* [Exercise goal] Every line of the entries below that mentions "data" is to be copied out.

* [Records to process]
- Opening Delimiter -
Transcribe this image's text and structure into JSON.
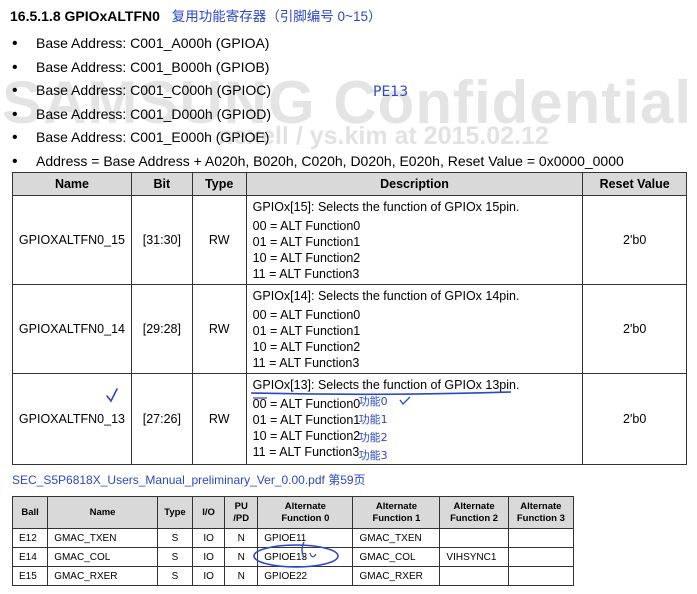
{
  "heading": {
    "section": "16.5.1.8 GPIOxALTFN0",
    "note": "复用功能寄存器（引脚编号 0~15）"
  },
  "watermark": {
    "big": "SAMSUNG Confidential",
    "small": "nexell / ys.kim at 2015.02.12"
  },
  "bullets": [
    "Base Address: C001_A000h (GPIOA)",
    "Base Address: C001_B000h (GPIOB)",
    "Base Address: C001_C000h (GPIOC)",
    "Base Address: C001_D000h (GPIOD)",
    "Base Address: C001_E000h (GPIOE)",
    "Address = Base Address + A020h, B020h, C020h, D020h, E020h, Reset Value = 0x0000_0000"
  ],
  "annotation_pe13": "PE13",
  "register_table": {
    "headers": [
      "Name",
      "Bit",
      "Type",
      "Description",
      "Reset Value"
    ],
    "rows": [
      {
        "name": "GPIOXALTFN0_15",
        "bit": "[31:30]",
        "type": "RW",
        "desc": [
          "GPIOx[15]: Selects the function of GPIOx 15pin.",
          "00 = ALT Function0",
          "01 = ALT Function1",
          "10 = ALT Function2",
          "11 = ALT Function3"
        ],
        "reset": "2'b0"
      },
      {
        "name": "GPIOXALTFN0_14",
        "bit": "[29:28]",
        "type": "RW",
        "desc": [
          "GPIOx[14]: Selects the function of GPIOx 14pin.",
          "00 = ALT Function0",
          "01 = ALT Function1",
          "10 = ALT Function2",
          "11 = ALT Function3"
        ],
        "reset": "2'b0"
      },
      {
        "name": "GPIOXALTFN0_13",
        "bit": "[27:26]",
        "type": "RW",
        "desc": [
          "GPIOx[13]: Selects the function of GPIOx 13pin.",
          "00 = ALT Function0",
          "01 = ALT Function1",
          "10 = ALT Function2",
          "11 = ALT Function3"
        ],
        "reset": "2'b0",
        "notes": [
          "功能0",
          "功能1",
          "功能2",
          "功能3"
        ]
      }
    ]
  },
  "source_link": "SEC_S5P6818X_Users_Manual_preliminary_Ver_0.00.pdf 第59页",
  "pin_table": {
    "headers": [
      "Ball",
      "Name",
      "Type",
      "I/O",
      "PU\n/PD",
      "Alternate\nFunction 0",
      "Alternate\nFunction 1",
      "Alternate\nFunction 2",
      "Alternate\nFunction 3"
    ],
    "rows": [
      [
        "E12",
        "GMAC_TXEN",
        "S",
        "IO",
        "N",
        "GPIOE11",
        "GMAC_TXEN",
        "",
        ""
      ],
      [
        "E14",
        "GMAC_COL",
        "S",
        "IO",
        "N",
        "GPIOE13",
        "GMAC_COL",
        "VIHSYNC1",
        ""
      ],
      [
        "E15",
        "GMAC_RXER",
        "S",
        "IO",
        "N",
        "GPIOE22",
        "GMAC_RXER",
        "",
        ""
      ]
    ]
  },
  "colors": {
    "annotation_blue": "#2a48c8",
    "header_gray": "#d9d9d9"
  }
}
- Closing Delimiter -
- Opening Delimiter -
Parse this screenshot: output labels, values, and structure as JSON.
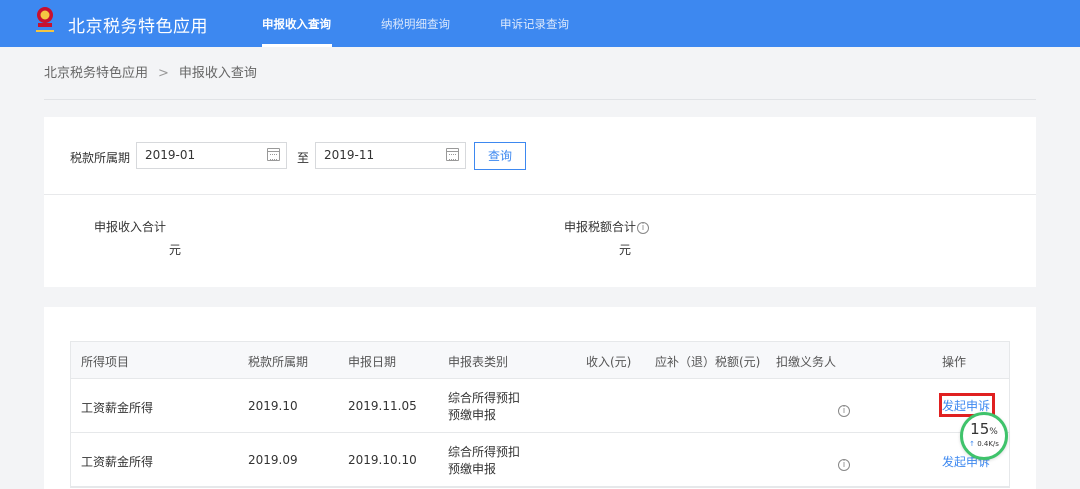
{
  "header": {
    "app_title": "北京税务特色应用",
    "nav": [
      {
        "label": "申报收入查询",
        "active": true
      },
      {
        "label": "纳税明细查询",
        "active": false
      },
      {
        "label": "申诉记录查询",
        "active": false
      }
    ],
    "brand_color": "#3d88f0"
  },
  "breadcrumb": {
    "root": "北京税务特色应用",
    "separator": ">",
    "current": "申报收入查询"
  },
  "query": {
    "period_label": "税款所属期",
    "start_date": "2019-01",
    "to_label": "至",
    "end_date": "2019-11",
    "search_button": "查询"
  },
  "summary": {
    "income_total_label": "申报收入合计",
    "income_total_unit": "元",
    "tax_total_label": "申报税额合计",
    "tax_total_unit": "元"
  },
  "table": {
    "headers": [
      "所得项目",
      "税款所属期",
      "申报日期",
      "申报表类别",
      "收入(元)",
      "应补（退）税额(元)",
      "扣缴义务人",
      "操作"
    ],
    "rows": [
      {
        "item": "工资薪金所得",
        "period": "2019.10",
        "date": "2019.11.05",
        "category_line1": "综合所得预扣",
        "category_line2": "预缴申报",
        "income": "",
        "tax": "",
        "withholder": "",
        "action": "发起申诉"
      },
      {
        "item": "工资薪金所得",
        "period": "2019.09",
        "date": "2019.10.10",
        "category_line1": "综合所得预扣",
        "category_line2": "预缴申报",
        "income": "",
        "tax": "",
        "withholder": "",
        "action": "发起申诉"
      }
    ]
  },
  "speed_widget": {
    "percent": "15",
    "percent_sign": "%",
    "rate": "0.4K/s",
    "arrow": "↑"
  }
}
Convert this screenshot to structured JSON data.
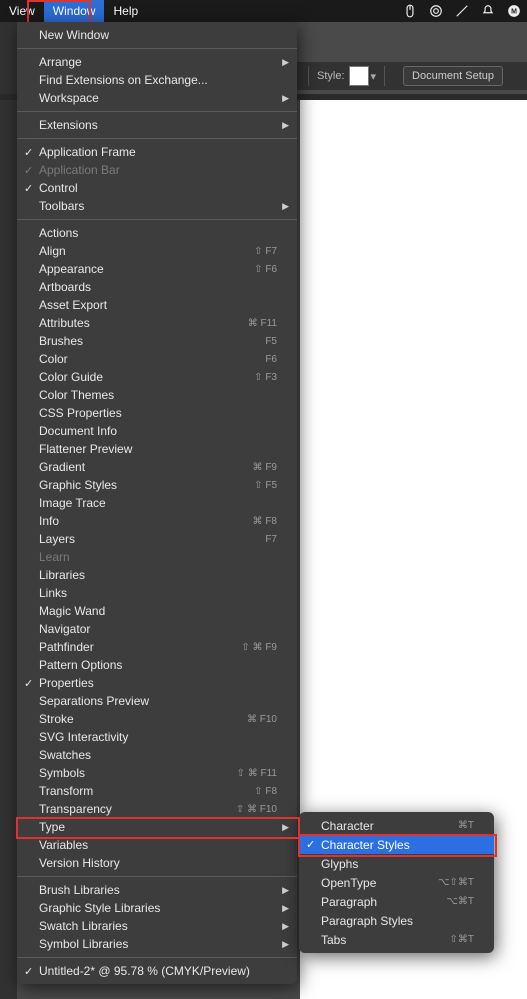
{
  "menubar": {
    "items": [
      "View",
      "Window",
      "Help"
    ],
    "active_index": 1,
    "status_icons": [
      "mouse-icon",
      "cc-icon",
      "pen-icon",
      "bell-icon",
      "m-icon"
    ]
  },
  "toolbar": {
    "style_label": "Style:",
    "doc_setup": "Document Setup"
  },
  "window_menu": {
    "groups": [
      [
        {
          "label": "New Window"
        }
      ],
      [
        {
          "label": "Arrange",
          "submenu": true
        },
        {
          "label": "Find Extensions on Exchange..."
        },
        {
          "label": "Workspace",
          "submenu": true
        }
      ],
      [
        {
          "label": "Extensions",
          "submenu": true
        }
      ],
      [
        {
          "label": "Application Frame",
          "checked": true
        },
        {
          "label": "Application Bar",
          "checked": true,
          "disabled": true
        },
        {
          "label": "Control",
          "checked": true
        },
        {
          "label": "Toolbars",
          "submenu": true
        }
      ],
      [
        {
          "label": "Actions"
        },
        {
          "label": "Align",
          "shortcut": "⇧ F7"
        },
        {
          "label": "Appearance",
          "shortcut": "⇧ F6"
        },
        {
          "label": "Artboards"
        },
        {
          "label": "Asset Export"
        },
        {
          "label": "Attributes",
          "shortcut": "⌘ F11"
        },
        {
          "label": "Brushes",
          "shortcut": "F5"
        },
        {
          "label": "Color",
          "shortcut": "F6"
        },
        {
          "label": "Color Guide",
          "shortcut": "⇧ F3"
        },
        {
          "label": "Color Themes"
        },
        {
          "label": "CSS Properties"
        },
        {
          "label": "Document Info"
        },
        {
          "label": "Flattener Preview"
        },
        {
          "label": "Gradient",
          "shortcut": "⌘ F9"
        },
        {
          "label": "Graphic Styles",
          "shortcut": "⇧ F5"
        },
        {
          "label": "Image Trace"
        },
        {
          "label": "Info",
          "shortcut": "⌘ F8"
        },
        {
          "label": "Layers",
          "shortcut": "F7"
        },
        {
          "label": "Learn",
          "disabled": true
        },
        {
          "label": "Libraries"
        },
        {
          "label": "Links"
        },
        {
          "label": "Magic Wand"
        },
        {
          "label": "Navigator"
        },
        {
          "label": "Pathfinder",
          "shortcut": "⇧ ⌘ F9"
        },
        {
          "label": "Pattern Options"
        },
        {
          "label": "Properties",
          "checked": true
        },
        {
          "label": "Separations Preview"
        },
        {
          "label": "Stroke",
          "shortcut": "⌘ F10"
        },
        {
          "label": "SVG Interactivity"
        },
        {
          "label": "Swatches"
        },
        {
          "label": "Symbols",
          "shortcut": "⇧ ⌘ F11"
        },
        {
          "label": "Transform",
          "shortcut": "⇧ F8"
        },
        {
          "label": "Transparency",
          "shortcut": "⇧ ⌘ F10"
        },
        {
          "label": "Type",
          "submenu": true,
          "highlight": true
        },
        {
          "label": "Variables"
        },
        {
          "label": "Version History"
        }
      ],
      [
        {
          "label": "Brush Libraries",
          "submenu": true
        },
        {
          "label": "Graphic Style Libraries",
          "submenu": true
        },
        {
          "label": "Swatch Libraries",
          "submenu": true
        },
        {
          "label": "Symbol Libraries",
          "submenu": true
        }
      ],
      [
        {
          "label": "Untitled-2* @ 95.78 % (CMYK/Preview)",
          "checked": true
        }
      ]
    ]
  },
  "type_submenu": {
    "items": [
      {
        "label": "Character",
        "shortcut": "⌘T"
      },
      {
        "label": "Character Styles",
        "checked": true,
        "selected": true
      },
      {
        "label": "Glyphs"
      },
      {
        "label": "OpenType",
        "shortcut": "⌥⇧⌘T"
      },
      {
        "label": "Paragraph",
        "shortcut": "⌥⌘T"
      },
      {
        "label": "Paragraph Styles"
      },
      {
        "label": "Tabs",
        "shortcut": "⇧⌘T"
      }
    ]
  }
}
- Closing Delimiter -
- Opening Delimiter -
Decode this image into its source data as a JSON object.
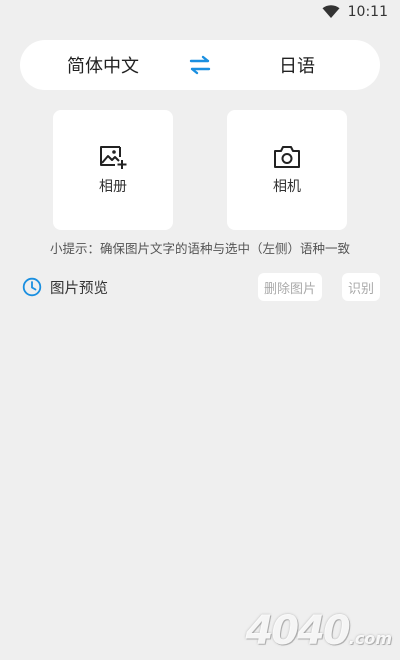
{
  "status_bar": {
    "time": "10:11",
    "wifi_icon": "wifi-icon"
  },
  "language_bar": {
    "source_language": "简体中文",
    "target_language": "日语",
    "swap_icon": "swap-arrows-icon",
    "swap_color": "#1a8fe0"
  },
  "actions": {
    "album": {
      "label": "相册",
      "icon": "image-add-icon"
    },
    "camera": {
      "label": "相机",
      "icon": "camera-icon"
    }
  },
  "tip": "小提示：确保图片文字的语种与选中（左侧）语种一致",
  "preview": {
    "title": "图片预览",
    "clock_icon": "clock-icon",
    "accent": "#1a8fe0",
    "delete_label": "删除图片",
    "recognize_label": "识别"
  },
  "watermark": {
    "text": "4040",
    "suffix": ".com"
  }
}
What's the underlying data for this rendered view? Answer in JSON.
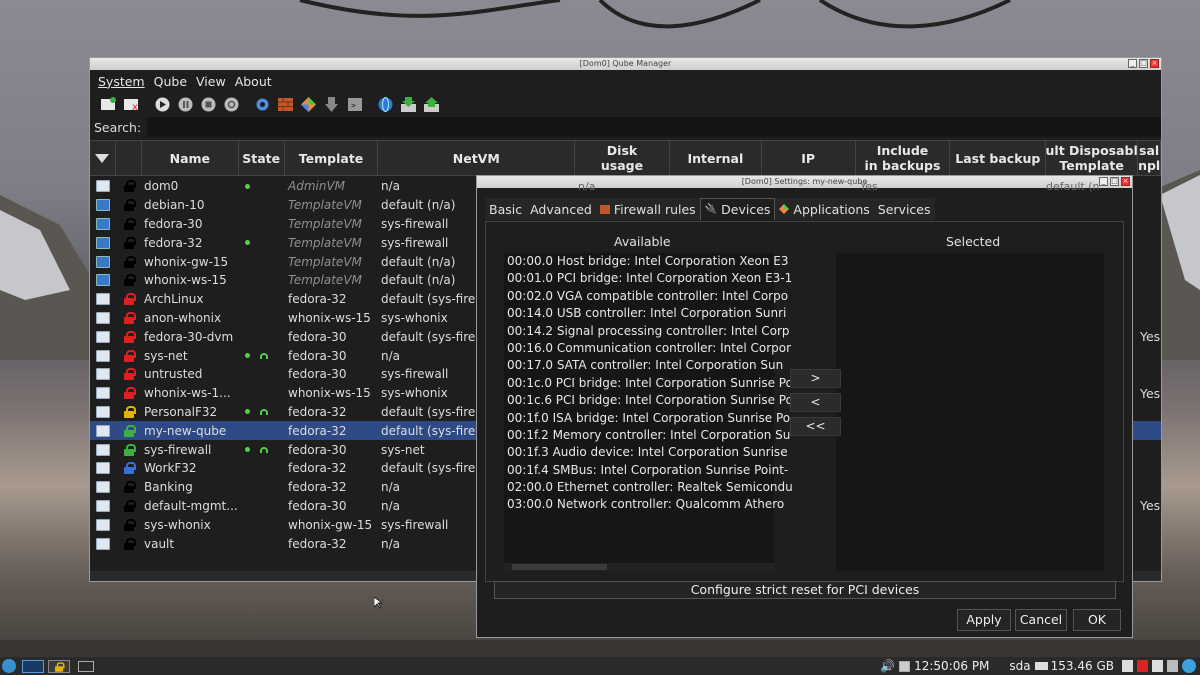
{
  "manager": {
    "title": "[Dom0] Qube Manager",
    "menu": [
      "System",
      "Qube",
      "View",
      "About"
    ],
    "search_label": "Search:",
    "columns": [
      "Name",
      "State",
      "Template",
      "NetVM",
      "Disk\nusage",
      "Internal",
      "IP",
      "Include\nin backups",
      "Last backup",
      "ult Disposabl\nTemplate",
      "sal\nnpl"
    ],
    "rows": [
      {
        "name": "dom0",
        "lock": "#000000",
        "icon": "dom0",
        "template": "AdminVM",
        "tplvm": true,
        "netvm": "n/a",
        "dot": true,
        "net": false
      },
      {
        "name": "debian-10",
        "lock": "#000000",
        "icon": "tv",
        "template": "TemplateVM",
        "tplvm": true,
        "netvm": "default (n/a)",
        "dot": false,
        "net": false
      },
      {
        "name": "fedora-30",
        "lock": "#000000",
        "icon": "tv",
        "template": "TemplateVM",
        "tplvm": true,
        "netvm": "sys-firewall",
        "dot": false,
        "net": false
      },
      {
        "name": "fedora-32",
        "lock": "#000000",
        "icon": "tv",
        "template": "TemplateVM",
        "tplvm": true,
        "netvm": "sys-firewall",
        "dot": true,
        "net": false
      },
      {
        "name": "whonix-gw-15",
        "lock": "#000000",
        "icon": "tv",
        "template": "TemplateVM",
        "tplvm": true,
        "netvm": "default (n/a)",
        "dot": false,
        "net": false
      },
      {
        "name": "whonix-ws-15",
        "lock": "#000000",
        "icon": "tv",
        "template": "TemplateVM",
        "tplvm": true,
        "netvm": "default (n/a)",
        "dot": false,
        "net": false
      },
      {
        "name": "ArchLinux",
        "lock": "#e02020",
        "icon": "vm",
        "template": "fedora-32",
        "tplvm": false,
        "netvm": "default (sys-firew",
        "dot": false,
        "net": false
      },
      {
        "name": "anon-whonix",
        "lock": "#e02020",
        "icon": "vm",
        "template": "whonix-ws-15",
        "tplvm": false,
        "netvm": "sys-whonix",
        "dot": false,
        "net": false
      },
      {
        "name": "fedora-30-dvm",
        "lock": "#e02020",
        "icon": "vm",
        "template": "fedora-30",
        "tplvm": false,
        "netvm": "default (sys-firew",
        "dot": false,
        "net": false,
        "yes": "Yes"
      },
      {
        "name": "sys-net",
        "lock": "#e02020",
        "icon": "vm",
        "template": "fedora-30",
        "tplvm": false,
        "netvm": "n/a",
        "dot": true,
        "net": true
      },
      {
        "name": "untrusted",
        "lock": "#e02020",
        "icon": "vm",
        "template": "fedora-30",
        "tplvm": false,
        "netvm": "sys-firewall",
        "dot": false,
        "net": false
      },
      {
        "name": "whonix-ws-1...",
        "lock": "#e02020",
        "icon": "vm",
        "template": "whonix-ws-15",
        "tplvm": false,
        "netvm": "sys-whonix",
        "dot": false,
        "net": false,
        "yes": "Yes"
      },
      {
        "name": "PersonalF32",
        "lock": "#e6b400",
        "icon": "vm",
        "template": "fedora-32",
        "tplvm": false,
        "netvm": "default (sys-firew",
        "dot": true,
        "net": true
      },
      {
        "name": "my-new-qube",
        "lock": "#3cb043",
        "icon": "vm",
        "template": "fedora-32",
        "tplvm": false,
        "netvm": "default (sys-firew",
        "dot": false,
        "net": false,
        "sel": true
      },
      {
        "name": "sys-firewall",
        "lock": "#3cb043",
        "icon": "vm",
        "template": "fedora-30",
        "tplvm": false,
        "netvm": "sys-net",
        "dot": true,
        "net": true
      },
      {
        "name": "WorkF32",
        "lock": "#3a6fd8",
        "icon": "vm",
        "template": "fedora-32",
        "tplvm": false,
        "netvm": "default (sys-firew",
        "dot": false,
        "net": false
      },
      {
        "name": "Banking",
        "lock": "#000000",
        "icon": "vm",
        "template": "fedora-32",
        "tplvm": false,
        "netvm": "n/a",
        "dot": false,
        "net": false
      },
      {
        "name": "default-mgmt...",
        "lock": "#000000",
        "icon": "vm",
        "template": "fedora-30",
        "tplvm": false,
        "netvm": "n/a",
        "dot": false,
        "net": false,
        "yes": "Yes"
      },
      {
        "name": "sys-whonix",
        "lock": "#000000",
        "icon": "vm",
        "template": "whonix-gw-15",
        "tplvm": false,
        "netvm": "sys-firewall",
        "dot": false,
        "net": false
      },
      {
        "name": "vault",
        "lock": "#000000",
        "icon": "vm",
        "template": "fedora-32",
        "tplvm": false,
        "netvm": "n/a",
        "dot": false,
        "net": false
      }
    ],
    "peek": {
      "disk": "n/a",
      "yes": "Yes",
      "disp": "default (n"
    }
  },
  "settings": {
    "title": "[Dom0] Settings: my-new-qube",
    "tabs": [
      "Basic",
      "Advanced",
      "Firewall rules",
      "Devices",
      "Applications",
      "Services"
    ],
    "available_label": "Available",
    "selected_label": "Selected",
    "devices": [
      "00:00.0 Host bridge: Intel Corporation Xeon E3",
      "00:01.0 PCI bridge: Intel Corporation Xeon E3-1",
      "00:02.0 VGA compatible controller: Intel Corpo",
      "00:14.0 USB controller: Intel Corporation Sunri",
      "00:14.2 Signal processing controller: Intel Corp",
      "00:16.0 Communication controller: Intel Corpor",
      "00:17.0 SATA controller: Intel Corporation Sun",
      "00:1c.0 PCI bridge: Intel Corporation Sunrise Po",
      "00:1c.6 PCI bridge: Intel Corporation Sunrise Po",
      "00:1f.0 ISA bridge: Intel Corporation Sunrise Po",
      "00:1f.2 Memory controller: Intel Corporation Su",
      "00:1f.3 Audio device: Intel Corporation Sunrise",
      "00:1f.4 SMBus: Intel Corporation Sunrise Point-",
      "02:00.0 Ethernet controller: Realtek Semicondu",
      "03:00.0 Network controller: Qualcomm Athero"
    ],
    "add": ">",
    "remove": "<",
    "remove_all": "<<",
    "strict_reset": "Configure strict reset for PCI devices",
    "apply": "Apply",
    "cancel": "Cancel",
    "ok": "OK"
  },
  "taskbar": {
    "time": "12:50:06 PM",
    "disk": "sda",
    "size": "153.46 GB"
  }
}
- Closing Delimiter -
* [Solution for this problem]
Convert this screenshot to structured JSON data.
Decode this image into its source data as a JSON object.
What's the underlying data for this rendered view? Answer in JSON.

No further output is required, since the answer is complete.